Dataset entries:
——

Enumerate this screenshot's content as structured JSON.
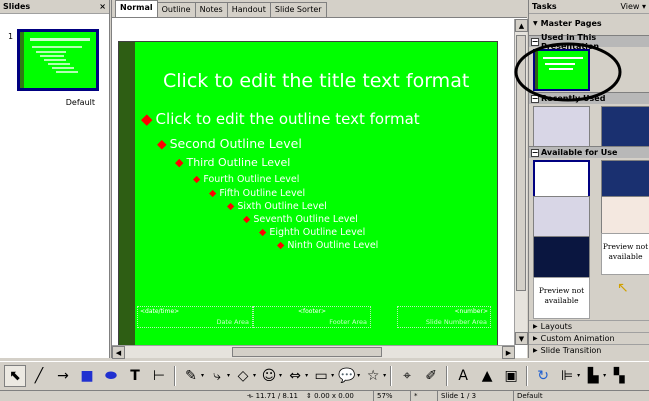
{
  "slides_pane": {
    "title": "Slides",
    "close": "×",
    "slide_number": "1",
    "thumb_label": "Default"
  },
  "tabs": [
    "Normal",
    "Outline",
    "Notes",
    "Handout",
    "Slide Sorter"
  ],
  "slide": {
    "title": "Click to edit the title text format",
    "outline_levels": [
      "Click to edit the outline text format",
      "Second Outline Level",
      "Third Outline Level",
      "Fourth Outline Level",
      "Fifth Outline Level",
      "Sixth Outline Level",
      "Seventh Outline Level",
      "Eighth Outline Level",
      "Ninth Outline Level"
    ],
    "footer": {
      "date_field": "<date/time>",
      "date_area": "Date Area",
      "footer_field": "<footer>",
      "footer_area": "Footer Area",
      "number_field": "<number>",
      "number_area": "Slide Number Area"
    },
    "colors": {
      "background": "#00ff00",
      "sidebar": "#2e5e14",
      "bullet": "#ff0000",
      "text": "#ffffff"
    }
  },
  "tasks": {
    "title": "Tasks",
    "view": "View",
    "master_pages": "Master Pages",
    "used_in_presentation": "Used in This Presentation",
    "recently_used": "Recently Used",
    "available_for_use": "Available for Use",
    "preview_not_available": "Preview not available",
    "items": [
      "Layouts",
      "Custom Animation",
      "Slide Transition"
    ]
  },
  "toolbar": {
    "icons": [
      "select-icon",
      "line-icon",
      "arrow-line-icon",
      "rectangle-icon",
      "ellipse-icon",
      "text-icon",
      "dimension-line-icon",
      "curve-icon",
      "connector-icon",
      "basic-shapes-icon",
      "symbol-shapes-icon",
      "block-arrows-icon",
      "flowchart-icon",
      "callouts-icon",
      "stars-icon",
      "points-icon",
      "gluepoints-icon",
      "fontwork-icon",
      "from-file-icon",
      "extrusion-icon",
      "rotate-icon",
      "align-icon",
      "arrange-icon",
      "shadow-icon"
    ]
  },
  "statusbar": {
    "position": "11.71 / 8.11",
    "size": "0.00 x 0.00",
    "zoom": "57%",
    "modified": "*",
    "slide": "Slide 1 / 3",
    "layout": "Default"
  }
}
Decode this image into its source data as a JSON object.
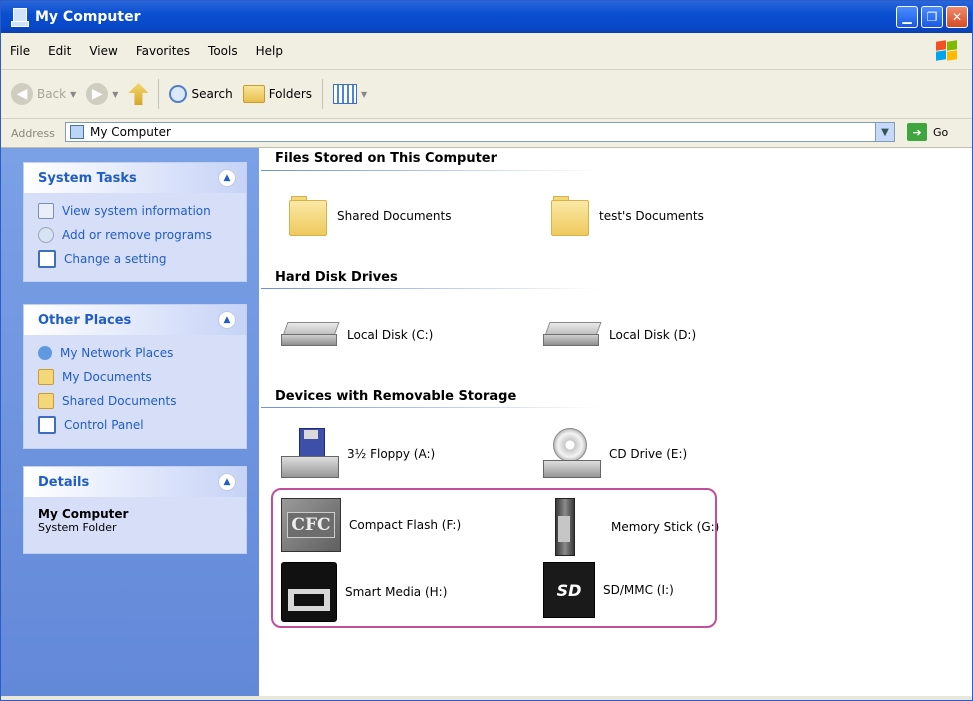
{
  "window": {
    "title": "My Computer"
  },
  "menu": {
    "items": [
      "File",
      "Edit",
      "View",
      "Favorites",
      "Tools",
      "Help"
    ]
  },
  "toolbar": {
    "back_label": "Back",
    "search_label": "Search",
    "folders_label": "Folders"
  },
  "address": {
    "label": "Address",
    "value": "My Computer",
    "go_label": "Go"
  },
  "sidebar": {
    "system_tasks": {
      "title": "System Tasks",
      "items": [
        "View system information",
        "Add or remove programs",
        "Change a setting"
      ]
    },
    "other_places": {
      "title": "Other Places",
      "items": [
        "My Network Places",
        "My Documents",
        "Shared Documents",
        "Control Panel"
      ]
    },
    "details": {
      "title": "Details",
      "name": "My Computer",
      "sub": "System Folder"
    }
  },
  "main": {
    "files_section": {
      "title": "Files Stored on This Computer",
      "items": [
        "Shared Documents",
        "test's Documents"
      ]
    },
    "hdd_section": {
      "title": "Hard Disk Drives",
      "items": [
        "Local Disk (C:)",
        "Local Disk (D:)"
      ]
    },
    "removable_section": {
      "title": "Devices with Removable Storage",
      "items": [
        "3½ Floppy (A:)",
        "CD Drive (E:)",
        "Compact Flash (F:)",
        "Memory Stick (G:)",
        "Smart Media (H:)",
        "SD/MMC (I:)"
      ]
    }
  },
  "icons": {
    "cf_label": "CFC",
    "sd_label": "SD"
  },
  "colors": {
    "titlebar": "#0a4fd1",
    "sidebar": "#6f94dc",
    "task_link": "#215dc6",
    "highlight": "#c04e9a"
  }
}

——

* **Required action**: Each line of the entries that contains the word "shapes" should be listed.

* **Response**:
      "basic-shapes-icon",
      "symbol-shapes-icon",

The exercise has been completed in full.